On the problem of teaching children right from wrong – of teaching them wisdom – especially in the abstract circumstances: I sit in my office listening to a mother interact with her young daughter over a Highlights magazine. Seeing a picture of a child riding a vacuum, the girl recognizes, “That is no, no, no, no, no.” The mother supports her child, “Yes, that’s silly.” So we see that the girl knows the word “no,” and that it indicates something which should not be done. The mother takes a psychological approach today, creating the association of silliness with things which might be dangerous or wrong. My problem with this is that youth – and at times even adults – are supposed to be silly. They can make faces and jokes, stand on their heads, and draw pictures of fish in trees. A court jester is silly for entertainment. He is humble, too. In the old days a jester was also called a fool. But here we meet the same difficulty. Foolishness is rejection of God, emptiness, the opposite of wisdom and faith. Fools we should never be if we can help it. Riding on a vacuum cleaner is more accurately described as foolish. The consequences are not foreseen, authority and respect for property overlooked, and no justification given for the activity. Is that what the mother wanted to teach her daughter? The danger in teaching children that wrong things are silly is that there are many things silly that are not wrong. If you say it is silly to eat a peanut butter sandwich only from the left-hand side, or to sing a song of sixpence, then either the child will be terrified, considering all things unlike his parents to be wrong – or he will learn that wrong things are merely silly, and one day he will try them anyway, just to be funny or just to be curious. “Silly” takes the seriousness out of disobedience. What do I recommend, then? Usually when I have parenting ideas, they seem quite logical, natural, and easy to implement. In this case I cannot think of an easy way to overcome this tendency. Adults – especially worn out parents who have had little but two-year-old style conversation – are not creative or attentive enough generally to accurately describe why they disapprove of a certain course of action. Thus they resort to the “silly” tactic, or “because I said so.” Now “because I said so” is a valid thing to teach. Authority must be obeyed even when we do not understand the reason. Unto parents is committed a more complex responsibility of bringing up a child to be able to make his own decisions when there is not authority to instruct. So most of the time a parent should accompany an instruction with a reason, sharing their rationale. “Don’t take your pennies out of your pocket. That isn’t careful. If you lose them that would be irresponsible.” “Thank you for taking your own plate to the sink. That was very responsible of you.” “Good job carrying the cup of water to Daddy. You were careful it didn’t spill.” “You shouldn’t make fun of your brother or call him names. That is unkind.” “Jesus said to be kind to one another. Mommy is kind to you when she helps you tie your shoes.” “That was your sister’s toy. Don’t steal it from her. That is selfish. Love your sister and share with her.” “Telling mom no is wrong. God gave you a mom to take care of you, and He made her the boss.” Jane Austen’s grown-up characters responded well to the more descriptive rebukes. Some were accompanied by explanations, and others were one-liners. Mr. Knightley does not tell Emma “That was silly,” but the much more potent, “Badly done!” Jane checks Elizabeth in Pride and Prejudice by saying, “Lizzie, that was unkind!” How much better would we all respond if, rather than a culture that hints and manipulates (psychological influence, peer pressure, teasing, silent treatment, “that’s silly”), we had a culture where good friends and family could tell each other they were wrong? And doesn’t the descriptive version reinforce values? If I scolded to a little boy that he was being “ungentlemanly,” I am implying that there is such a thing as a gentleman and that it is a high calling. On playgrounds children still value courage, by taunting each other with “coward” (or its loosely associated, “chicken”). Jane valued kindness and knew that, in principle, her sister did, too. Mr. Knightley appealed to Emma’s goodness. I might say, “That was dishonest,” or “That was imprudent,” “that was unwise,” unsound, inconsiderate, selfish, malicious, dangerous, destructive, unhealthy…
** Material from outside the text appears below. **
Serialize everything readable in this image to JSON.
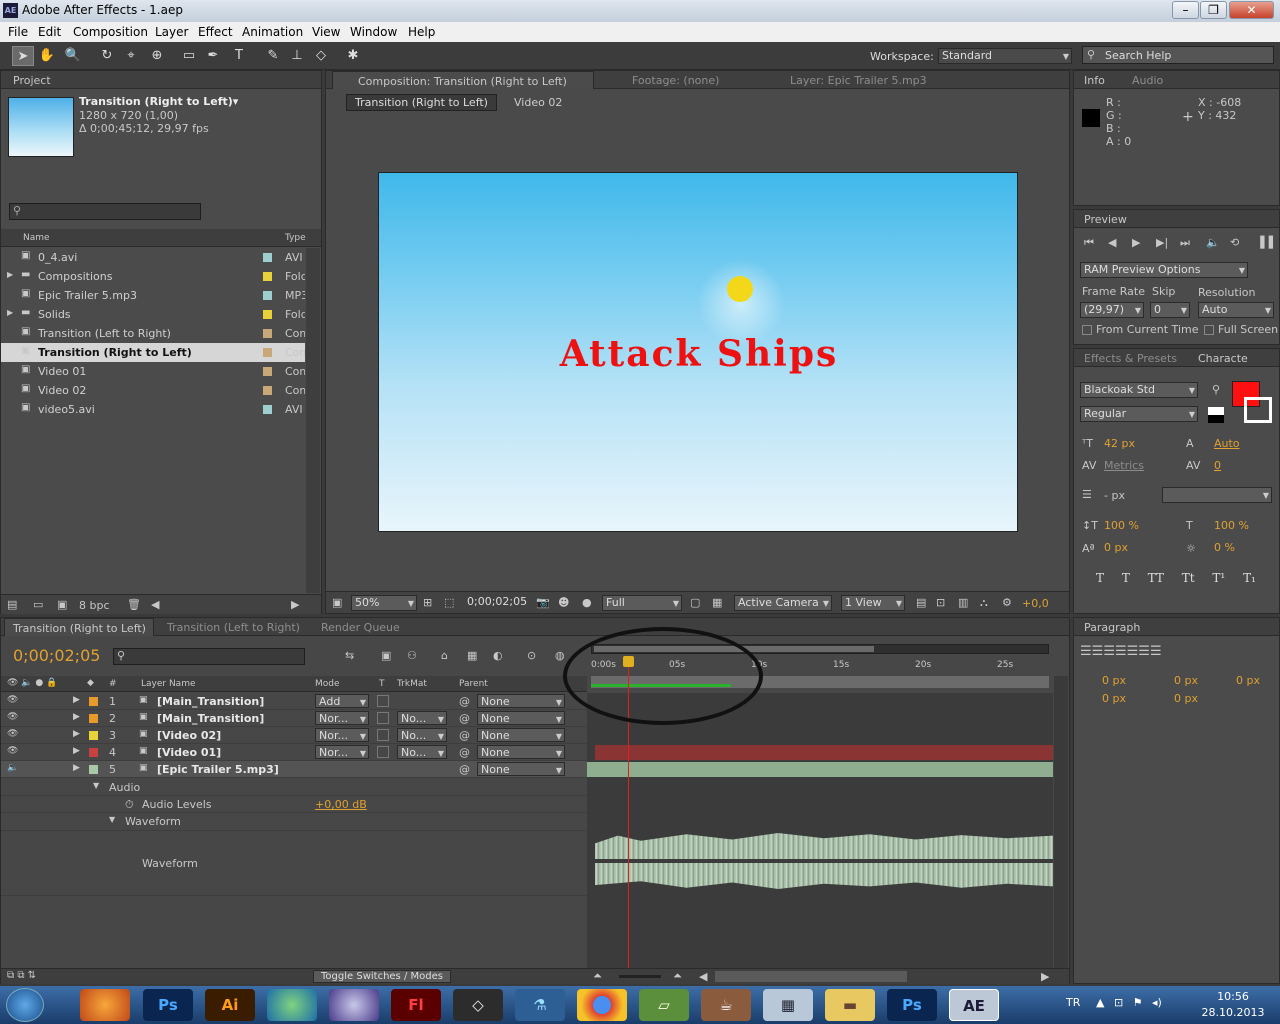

Any other suggestions, experiences being descriptively corrected, examples, arguments, etc? Comment!

To God be all glory.

1 comment:

Lisa of Longbourn said...

I just read this post at A Holy Experience that reminded me of when I wrote Bringing Up Children in the Way They Should Go.

She's doing a Year of Yes. When a parent wants to say no, because it is easier or safer, maybe they should say yes. Or when they have to say no, couldn't they say something else? Say yes to a good thing?

Look her up. She has a great blog!

To God be all glory,
Lisa of Longbourn